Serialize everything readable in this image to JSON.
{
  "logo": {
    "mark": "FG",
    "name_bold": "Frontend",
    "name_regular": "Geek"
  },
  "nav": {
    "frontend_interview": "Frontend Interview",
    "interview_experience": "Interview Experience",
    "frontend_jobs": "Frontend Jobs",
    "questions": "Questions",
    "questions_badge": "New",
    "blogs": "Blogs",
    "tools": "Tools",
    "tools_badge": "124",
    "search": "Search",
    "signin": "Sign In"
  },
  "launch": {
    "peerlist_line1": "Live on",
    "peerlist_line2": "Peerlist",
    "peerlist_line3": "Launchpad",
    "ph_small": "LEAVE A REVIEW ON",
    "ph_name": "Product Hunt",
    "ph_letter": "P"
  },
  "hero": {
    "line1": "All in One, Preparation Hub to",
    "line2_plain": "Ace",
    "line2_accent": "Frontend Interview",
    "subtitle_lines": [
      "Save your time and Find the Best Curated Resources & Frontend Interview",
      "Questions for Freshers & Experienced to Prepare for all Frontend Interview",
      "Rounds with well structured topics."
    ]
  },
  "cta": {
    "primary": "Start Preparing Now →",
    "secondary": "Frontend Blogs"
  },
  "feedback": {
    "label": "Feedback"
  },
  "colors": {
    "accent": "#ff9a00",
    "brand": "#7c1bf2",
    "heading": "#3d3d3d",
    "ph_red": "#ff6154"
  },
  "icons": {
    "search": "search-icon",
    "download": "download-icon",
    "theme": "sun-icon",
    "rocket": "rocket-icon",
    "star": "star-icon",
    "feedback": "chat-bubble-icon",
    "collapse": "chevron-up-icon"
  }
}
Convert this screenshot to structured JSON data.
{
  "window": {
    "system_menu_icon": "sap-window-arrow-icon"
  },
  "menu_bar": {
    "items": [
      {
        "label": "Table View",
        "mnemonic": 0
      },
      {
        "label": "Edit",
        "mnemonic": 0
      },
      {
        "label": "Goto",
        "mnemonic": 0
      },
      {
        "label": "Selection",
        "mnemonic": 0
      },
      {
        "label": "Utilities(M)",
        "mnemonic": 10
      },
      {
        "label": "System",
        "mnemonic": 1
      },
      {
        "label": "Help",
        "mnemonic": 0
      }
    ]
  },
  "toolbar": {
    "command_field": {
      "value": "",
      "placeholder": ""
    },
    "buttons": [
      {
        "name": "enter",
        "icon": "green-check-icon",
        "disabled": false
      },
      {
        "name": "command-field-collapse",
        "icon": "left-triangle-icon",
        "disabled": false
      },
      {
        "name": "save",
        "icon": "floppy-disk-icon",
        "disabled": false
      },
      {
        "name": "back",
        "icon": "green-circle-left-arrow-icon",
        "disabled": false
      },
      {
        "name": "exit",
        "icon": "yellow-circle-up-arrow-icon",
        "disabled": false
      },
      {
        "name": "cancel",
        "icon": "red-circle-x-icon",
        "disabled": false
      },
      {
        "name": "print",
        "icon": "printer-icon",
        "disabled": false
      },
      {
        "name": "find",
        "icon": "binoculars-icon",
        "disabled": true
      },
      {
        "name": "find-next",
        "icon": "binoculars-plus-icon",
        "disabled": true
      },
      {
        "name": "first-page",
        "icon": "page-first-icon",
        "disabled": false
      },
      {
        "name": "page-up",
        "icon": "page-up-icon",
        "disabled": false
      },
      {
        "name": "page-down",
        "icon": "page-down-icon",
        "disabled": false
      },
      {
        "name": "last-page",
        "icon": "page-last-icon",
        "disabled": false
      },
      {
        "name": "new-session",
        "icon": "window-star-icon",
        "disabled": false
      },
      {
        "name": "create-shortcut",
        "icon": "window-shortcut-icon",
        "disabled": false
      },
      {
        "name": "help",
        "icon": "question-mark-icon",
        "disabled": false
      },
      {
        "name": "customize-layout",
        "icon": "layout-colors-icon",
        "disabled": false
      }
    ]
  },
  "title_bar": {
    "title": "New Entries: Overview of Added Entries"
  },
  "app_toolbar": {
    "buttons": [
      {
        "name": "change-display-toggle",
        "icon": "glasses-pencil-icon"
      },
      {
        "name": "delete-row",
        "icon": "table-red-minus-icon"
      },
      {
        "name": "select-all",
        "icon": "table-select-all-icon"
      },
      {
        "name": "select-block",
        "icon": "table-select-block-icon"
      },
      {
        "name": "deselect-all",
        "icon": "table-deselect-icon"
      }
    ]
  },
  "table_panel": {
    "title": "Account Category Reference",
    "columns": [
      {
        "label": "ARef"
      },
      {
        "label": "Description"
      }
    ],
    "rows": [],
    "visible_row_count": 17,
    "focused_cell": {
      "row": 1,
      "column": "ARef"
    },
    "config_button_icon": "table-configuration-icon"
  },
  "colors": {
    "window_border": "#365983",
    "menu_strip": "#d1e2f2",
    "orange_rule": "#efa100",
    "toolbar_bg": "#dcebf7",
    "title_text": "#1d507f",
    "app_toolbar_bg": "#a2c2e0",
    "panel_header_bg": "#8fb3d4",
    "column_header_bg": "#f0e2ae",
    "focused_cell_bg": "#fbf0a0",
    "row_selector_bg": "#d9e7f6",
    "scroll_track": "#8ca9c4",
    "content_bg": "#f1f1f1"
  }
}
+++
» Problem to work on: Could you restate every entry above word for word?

» Solution to this exercise:
Serialize everything readable in this image to JSON.
{
  "logo": {
    "mark": "FG",
    "name_bold": "Frontend",
    "name_regular": "Geek"
  },
  "nav": {
    "frontend_interview": "Frontend Interview",
    "interview_experience": "Interview Experience",
    "frontend_jobs": "Frontend Jobs",
    "questions": "Questions",
    "questions_badge": "New",
    "blogs": "Blogs",
    "tools": "Tools",
    "tools_badge": "124",
    "search": "Search",
    "signin": "Sign In"
  },
  "launch": {
    "peerlist_line1": "Live on",
    "peerlist_line2": "Peerlist",
    "peerlist_line3": "Launchpad",
    "ph_small": "LEAVE A REVIEW ON",
    "ph_name": "Product Hunt",
    "ph_letter": "P"
  },
  "hero": {
    "line1": "All in One, Preparation Hub to",
    "line2_plain": "Ace",
    "line2_accent": "Frontend Interview",
    "subtitle_lines": [
      "Save your time and Find the Best Curated Resources & Frontend Interview",
      "Questions for Freshers & Experienced to Prepare for all Frontend Interview",
      "Rounds with well structured topics."
    ]
  },
  "cta": {
    "primary": "Start Preparing Now →",
    "secondary": "Frontend Blogs"
  },
  "feedback": {
    "label": "Feedback"
  },
  "colors": {
    "accent": "#ff9a00",
    "brand": "#7c1bf2",
    "heading": "#3d3d3d",
    "ph_red": "#ff6154"
  },
  "icons": {
    "search": "search-icon",
    "download": "download-icon",
    "theme": "sun-icon",
    "rocket": "rocket-icon",
    "star": "star-icon",
    "feedback": "chat-bubble-icon",
    "collapse": "chevron-up-icon"
  }
}
Convert this screenshot to structured JSON data.
{
  "window": {
    "system_menu_icon": "sap-window-arrow-icon"
  },
  "menu_bar": {
    "items": [
      {
        "label": "Table View",
        "mnemonic": 0
      },
      {
        "label": "Edit",
        "mnemonic": 0
      },
      {
        "label": "Goto",
        "mnemonic": 0
      },
      {
        "label": "Selection",
        "mnemonic": 0
      },
      {
        "label": "Utilities(M)",
        "mnemonic": 10
      },
      {
        "label": "System",
        "mnemonic": 1
      },
      {
        "label": "Help",
        "mnemonic": 0
      }
    ]
  },
  "toolbar": {
    "command_field": {
      "value": "",
      "placeholder": ""
    },
    "buttons": [
      {
        "name": "enter",
        "icon": "green-check-icon",
        "disabled": false
      },
      {
        "name": "command-field-collapse",
        "icon": "left-triangle-icon",
        "disabled": false
      },
      {
        "name": "save",
        "icon": "floppy-disk-icon",
        "disabled": false
      },
      {
        "name": "back",
        "icon": "green-circle-left-arrow-icon",
        "disabled": false
      },
      {
        "name": "exit",
        "icon": "yellow-circle-up-arrow-icon",
        "disabled": false
      },
      {
        "name": "cancel",
        "icon": "red-circle-x-icon",
        "disabled": false
      },
      {
        "name": "print",
        "icon": "printer-icon",
        "disabled": false
      },
      {
        "name": "find",
        "icon": "binoculars-icon",
        "disabled": true
      },
      {
        "name": "find-next",
        "icon": "binoculars-plus-icon",
        "disabled": true
      },
      {
        "name": "first-page",
        "icon": "page-first-icon",
        "disabled": false
      },
      {
        "name": "page-up",
        "icon": "page-up-icon",
        "disabled": false
      },
      {
        "name": "page-down",
        "icon": "page-down-icon",
        "disabled": false
      },
      {
        "name": "last-page",
        "icon": "page-last-icon",
        "disabled": false
      },
      {
        "name": "new-session",
        "icon": "window-star-icon",
        "disabled": false
      },
      {
        "name": "create-shortcut",
        "icon": "window-shortcut-icon",
        "disabled": false
      },
      {
        "name": "help",
        "icon": "question-mark-icon",
        "disabled": false
      },
      {
        "name": "customize-layout",
        "icon": "layout-colors-icon",
        "disabled": false
      }
    ]
  },
  "title_bar": {
    "title": "New Entries: Overview of Added Entries"
  },
  "app_toolbar": {
    "buttons": [
      {
        "name": "change-display-toggle",
        "icon": "glasses-pencil-icon"
      },
      {
        "name": "delete-row",
        "icon": "table-red-minus-icon"
      },
      {
        "name": "select-all",
        "icon": "table-select-all-icon"
      },
      {
        "name": "select-block",
        "icon": "table-select-block-icon"
      },
      {
        "name": "deselect-all",
        "icon": "table-deselect-icon"
      }
    ]
  },
  "table_panel": {
    "title": "Account Category Reference",
    "columns": [
      {
        "label": "ARef"
      },
      {
        "label": "Description"
      }
    ],
    "rows": [],
    "visible_row_count": 17,
    "focused_cell": {
      "row": 1,
      "column": "ARef"
    },
    "config_button_icon": "table-configuration-icon"
  },
  "colors": {
    "window_border": "#365983",
    "menu_strip": "#d1e2f2",
    "orange_rule": "#efa100",
    "toolbar_bg": "#dcebf7",
    "title_text": "#1d507f",
    "app_toolbar_bg": "#a2c2e0",
    "panel_header_bg": "#8fb3d4",
    "column_header_bg": "#f0e2ae",
    "focused_cell_bg": "#fbf0a0",
    "row_selector_bg": "#d9e7f6",
    "scroll_track": "#8ca9c4",
    "content_bg": "#f1f1f1"
  }
}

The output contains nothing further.